PM says he’s more worried about outcome of Junkanoo than mass strike
NASSAU, BAHAMAS – Prime Minister Dr. Hubert Minnis indicated yesterday that he has no concerns about the umbrella unions and their affiliates orchestrating a mass strike and said he is more worried about the Shell Saxons Superstars winning the Boxing Day Junkanoo parade.
Dr. Minnis met with the leaders of around 30 unions on Monday in a bid to resolve their labour concerns.
However, many of them described the intervention as fruitless and said it was not enough to avert industrial action plans.
Asked at Baha Mar yesterday morning whether he was concerned about the threat of a mass strike, Dr. Minnis said, “No. No, no, no.
“I am more worried about other matters.
“I am more worried right now and concerned [about] whether the Saxons are going to win Junkanoo Christmas. That’s what I’m gearing up for.”
In a statement yesterday afternoon, Press Secretary Anthony Newbold asserted that the prime minister’s statement was made in jest and was not intended to make light of or diminish the seriousness of labour concerns in the nation.
Senior physicians ceased all elective public healthcare service last Tuesday, citing failed negotiations with the Public Hospitals Authority (PHA) over raises.
The Bahamas Nurses Union overwhelmingly voted to strike last night, according to unofficial results provided by the union.
The move was prompted by a new eight-hour shift system imposed by the PHA in October.
Responding to questions relating to Monday’s meeting with physicians, Dr. Minnis said those discussions were ongoing and he was unable to disclose specifics.
“I hope we come to a resolution, but discussions are still in progress,” he said.
“They are meeting this morning with the financial secretary and the financial individuals, so we can look at whether we have any type of wiggle room.
“We have just introduced our fiscal policy programme and therefore, under no circumstances, can we to any degree jeopardize our international financial standings.

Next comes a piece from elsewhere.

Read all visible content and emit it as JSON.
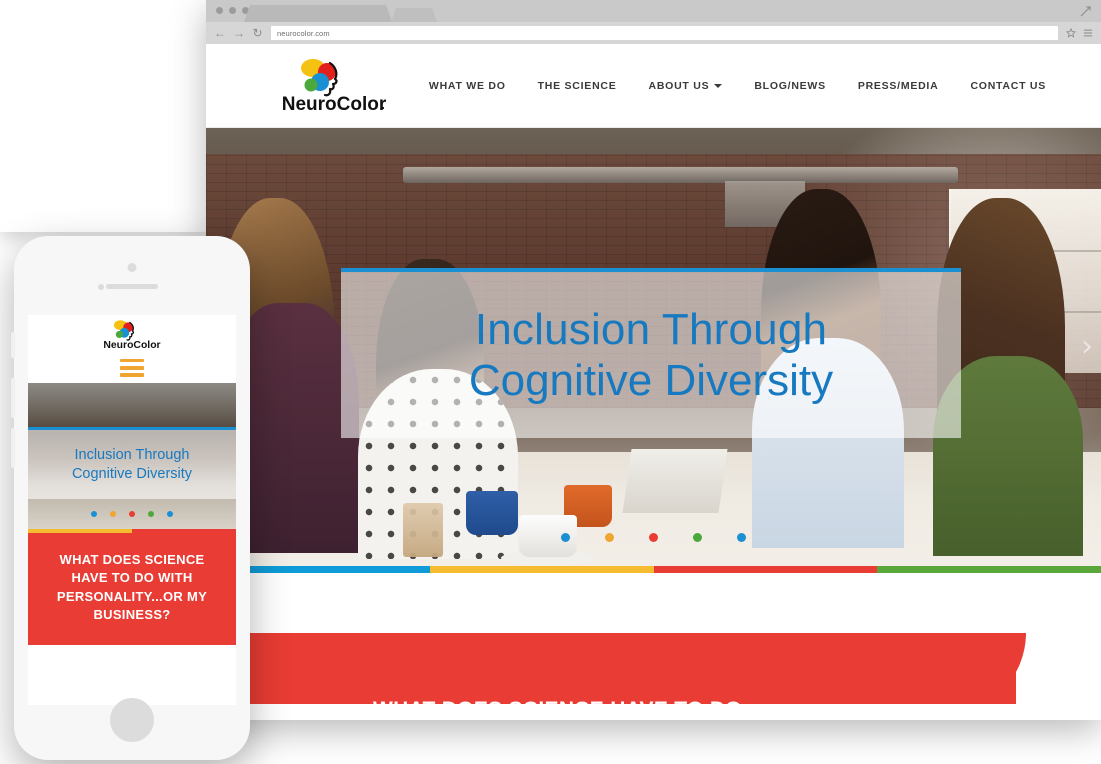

“You know we are being reviewed by the OECD (Organization for Economic Cooperation and Development) etc. [and] so, all those matters have to be taken into consideration.
“One cannot just look in isolation; one has to look at the global picture.”
The requirements handed down from the international body has represented a tightening of The Bahamas’ financial services sector, forcing the government to consider alternative revenue generating measures and legislative reforms.
These include the introduction of fiscal responsibility legislation, an accrued accounting system, public debt management and public finance management legislation, among others that impact the financial services industry.
While the CPSA was set to meeting with Financial Secretary Marlon Johnson and personnel from the Ministry of Finance yesterday morning, that meeting was rescheduled to today, CPSA President Dr. Locksley Munroe told Eyewitness News.
Of his joint meeting with the two umbrella unions and their affiliates, Minnis said it was informative, though he was again careful not to divulge specifics.
“I obtained a lot of information,” he said.
“[The] information that I had gathered from them I will inform by labour minister to meet with the relevant unions so as to deal with the matters.
“Some of the problems go way back 15 years you know. I wasn’t even here, and then I’m saddled with 15 years or problems, but so be it, you know.
“[You] wear the cap… My labour minister, I’ll ask him to deal with it.”
The prime minister also said he has asked his Cabinet colleagues to speak to the boards under their purview in a bid to facilitate better communication between those chairs and the respective union leaders.
He said, “Communication is the most important thing.”